# [WHAT IS NEEDED]
Please count the lines in the listing below where the word "this" appears. Give the number only.

# [AVAILABLE RECORDS]
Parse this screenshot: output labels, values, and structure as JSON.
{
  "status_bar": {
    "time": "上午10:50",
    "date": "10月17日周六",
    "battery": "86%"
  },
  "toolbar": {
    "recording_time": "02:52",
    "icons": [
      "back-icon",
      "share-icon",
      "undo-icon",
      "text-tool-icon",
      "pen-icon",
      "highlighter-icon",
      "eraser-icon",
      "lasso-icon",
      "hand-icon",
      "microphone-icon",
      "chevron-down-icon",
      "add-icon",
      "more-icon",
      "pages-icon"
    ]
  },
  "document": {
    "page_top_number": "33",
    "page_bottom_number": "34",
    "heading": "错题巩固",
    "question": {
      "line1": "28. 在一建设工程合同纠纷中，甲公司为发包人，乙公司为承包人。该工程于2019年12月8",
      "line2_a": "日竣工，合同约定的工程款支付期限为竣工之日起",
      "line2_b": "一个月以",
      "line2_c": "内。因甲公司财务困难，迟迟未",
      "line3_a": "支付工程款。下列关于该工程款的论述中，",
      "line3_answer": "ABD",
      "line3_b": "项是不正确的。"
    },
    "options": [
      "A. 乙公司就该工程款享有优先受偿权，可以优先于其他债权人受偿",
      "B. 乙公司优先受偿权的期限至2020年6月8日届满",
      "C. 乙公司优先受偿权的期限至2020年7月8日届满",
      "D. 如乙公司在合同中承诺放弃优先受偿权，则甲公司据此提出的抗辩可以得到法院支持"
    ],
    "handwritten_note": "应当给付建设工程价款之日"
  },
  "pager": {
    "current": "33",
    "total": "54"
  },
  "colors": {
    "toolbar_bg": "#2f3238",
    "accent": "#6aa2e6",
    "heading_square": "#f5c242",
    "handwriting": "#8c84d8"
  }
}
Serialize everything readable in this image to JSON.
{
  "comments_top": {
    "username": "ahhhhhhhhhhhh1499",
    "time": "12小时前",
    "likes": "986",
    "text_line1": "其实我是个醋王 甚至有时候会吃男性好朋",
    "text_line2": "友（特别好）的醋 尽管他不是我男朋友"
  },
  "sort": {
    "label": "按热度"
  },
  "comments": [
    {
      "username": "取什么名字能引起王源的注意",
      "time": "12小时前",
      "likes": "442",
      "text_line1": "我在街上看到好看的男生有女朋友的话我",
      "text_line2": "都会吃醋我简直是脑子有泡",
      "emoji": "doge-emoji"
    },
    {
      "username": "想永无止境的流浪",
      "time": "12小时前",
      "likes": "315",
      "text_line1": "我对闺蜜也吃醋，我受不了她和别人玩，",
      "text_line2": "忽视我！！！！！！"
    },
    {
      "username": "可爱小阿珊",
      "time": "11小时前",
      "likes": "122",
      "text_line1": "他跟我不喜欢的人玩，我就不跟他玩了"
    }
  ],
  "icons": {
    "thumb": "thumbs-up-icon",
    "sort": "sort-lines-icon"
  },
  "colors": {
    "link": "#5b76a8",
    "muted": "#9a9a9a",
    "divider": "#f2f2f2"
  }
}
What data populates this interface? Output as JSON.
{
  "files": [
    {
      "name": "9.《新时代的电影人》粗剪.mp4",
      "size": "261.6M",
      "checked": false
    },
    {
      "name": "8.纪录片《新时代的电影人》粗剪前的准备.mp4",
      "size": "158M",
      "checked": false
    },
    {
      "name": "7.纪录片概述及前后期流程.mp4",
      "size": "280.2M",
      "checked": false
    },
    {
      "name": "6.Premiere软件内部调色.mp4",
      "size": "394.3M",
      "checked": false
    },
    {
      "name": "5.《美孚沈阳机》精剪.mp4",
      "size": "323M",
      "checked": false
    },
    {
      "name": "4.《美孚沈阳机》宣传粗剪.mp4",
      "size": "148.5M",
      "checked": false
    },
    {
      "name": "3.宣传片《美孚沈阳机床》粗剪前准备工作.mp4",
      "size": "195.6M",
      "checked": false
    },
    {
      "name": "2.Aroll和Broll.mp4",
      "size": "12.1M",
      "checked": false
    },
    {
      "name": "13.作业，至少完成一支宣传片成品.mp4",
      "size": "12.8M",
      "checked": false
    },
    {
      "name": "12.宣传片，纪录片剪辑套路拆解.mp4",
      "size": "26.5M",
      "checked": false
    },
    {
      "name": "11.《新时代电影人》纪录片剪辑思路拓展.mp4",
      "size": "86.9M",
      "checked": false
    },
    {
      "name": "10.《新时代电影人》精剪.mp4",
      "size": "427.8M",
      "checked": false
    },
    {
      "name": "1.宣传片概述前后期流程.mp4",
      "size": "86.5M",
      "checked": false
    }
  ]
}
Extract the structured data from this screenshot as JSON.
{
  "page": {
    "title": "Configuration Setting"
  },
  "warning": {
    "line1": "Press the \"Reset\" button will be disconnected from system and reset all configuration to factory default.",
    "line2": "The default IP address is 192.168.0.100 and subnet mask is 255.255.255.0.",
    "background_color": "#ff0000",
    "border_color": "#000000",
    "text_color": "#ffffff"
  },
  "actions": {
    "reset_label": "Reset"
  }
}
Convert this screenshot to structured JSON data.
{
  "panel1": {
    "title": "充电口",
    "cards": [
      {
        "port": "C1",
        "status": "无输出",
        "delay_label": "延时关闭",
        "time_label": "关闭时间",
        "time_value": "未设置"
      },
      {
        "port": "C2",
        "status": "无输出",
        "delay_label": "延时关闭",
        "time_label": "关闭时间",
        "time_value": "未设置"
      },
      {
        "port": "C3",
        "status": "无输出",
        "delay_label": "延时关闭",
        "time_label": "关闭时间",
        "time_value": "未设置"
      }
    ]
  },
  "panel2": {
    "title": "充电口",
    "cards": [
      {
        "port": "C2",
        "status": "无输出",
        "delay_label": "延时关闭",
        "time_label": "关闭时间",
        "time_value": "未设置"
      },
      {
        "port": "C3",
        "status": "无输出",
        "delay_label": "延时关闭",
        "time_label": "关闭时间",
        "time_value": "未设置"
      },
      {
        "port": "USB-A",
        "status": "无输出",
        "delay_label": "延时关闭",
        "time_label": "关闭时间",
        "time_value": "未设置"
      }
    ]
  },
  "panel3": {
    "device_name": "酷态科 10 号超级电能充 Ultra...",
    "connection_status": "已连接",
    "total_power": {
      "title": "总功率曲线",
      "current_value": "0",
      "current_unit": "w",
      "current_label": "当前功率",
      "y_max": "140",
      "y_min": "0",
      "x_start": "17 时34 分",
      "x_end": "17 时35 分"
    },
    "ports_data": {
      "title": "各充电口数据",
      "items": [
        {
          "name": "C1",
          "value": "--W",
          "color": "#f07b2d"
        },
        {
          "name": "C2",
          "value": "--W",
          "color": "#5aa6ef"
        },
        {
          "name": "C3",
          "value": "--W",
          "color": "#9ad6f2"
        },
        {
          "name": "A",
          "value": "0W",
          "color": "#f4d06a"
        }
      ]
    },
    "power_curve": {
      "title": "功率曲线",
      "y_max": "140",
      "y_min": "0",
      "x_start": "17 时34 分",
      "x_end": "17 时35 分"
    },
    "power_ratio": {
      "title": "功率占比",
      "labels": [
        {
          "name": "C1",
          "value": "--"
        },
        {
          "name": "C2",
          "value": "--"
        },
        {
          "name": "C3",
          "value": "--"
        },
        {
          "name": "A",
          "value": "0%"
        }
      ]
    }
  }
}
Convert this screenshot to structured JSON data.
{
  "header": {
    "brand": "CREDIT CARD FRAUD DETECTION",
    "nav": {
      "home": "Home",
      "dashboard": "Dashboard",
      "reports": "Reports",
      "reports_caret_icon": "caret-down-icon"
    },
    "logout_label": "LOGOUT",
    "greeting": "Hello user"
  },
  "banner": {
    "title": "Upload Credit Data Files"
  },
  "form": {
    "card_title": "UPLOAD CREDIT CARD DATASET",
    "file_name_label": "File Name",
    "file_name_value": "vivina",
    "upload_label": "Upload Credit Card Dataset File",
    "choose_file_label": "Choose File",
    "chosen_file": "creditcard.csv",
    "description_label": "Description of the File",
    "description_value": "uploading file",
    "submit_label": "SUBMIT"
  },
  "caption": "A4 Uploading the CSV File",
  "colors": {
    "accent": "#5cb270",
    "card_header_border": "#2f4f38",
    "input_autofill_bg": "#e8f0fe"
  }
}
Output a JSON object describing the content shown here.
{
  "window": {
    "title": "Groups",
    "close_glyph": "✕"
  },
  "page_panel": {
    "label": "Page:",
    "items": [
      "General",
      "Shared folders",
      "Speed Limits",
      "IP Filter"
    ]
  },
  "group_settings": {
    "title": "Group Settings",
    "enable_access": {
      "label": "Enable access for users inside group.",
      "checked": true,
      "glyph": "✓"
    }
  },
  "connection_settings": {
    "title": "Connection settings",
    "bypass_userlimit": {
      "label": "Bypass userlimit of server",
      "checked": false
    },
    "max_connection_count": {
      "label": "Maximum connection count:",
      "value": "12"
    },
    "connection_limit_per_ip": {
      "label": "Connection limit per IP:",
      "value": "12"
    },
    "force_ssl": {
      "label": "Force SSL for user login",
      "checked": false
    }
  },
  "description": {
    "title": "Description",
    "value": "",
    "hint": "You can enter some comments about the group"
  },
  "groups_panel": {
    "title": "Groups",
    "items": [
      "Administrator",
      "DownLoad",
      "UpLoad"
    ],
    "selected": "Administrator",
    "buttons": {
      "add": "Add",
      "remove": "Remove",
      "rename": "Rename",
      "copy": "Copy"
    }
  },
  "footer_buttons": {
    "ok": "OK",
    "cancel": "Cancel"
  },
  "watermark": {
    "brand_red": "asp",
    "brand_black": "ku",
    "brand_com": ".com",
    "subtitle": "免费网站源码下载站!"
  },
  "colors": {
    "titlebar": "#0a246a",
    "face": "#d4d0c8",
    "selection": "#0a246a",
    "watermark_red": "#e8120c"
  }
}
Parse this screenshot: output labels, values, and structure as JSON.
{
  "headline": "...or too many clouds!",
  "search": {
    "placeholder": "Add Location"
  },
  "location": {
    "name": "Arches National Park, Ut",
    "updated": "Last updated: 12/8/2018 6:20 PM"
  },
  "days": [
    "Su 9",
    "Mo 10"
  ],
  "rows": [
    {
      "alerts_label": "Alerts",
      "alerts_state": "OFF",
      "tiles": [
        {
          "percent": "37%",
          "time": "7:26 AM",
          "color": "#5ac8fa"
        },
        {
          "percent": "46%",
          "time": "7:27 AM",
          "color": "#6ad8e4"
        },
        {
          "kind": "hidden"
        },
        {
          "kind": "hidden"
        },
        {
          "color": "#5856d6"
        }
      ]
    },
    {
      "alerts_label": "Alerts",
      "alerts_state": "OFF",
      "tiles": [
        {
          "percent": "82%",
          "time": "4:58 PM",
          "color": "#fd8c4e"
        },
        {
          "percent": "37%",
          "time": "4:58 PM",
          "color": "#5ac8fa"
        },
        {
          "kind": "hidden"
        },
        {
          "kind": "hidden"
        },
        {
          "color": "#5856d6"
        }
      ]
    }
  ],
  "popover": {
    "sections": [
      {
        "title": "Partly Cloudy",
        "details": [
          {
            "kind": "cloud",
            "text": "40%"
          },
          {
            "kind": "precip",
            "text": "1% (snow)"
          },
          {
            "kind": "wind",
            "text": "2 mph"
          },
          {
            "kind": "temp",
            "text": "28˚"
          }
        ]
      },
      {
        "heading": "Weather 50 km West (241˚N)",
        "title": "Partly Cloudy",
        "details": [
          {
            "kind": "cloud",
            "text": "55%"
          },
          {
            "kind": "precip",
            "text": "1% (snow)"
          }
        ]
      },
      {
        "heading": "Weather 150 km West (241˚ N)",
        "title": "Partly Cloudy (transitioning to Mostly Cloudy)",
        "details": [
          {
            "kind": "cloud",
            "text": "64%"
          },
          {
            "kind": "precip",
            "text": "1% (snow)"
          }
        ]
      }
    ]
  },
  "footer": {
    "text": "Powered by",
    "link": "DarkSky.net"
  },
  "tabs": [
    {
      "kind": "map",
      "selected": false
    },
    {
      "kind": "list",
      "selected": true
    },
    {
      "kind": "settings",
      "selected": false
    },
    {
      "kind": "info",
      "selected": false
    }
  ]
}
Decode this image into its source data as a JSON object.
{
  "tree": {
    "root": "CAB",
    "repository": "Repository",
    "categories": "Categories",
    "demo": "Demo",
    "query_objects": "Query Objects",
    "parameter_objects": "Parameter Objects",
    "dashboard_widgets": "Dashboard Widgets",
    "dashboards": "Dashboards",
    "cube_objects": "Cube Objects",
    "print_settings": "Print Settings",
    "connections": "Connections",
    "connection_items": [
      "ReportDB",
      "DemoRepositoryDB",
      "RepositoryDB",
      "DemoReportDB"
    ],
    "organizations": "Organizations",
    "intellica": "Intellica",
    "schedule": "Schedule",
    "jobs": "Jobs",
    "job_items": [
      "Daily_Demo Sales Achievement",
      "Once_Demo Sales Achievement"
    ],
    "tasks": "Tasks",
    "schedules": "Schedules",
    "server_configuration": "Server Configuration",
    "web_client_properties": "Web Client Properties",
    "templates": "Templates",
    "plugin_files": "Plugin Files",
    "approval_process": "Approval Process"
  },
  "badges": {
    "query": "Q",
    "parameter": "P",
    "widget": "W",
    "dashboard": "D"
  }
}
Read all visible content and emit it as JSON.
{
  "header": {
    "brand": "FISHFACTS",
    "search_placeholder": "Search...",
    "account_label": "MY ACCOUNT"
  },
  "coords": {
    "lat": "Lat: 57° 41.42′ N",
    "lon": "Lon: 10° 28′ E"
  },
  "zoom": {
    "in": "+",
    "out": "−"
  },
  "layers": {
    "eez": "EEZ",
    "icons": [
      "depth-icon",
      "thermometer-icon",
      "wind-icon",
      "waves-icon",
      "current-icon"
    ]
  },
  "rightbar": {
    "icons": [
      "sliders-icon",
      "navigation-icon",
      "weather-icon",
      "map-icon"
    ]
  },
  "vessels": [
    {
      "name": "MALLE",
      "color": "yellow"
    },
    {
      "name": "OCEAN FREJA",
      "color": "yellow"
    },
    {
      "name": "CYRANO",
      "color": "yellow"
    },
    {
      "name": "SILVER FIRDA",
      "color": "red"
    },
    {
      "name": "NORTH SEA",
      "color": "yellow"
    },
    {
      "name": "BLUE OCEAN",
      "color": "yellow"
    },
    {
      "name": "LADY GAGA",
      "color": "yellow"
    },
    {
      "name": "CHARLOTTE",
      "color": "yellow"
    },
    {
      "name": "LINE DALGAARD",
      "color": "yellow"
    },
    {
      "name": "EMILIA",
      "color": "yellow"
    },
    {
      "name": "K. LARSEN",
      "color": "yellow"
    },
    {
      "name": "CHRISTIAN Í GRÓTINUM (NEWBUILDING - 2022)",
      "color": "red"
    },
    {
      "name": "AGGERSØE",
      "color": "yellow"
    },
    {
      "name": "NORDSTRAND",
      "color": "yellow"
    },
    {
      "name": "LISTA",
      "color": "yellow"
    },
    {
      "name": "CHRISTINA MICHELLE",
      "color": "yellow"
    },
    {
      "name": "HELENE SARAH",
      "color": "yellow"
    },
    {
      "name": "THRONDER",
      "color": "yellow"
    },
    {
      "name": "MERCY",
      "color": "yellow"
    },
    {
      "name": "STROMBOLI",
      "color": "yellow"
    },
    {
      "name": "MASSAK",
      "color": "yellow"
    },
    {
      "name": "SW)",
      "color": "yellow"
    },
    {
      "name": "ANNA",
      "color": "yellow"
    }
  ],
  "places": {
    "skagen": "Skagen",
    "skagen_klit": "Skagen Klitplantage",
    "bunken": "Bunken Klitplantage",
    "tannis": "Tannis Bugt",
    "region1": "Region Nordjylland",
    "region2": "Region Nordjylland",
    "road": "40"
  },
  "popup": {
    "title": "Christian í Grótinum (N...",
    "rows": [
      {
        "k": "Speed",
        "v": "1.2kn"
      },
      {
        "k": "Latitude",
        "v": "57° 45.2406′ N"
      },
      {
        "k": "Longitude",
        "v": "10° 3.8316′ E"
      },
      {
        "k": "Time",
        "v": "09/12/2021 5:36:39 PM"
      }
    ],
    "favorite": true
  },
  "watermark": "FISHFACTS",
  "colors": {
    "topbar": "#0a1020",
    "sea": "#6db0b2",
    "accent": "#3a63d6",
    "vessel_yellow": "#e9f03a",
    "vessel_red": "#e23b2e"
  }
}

# [PROBLEM SOLUTION]
8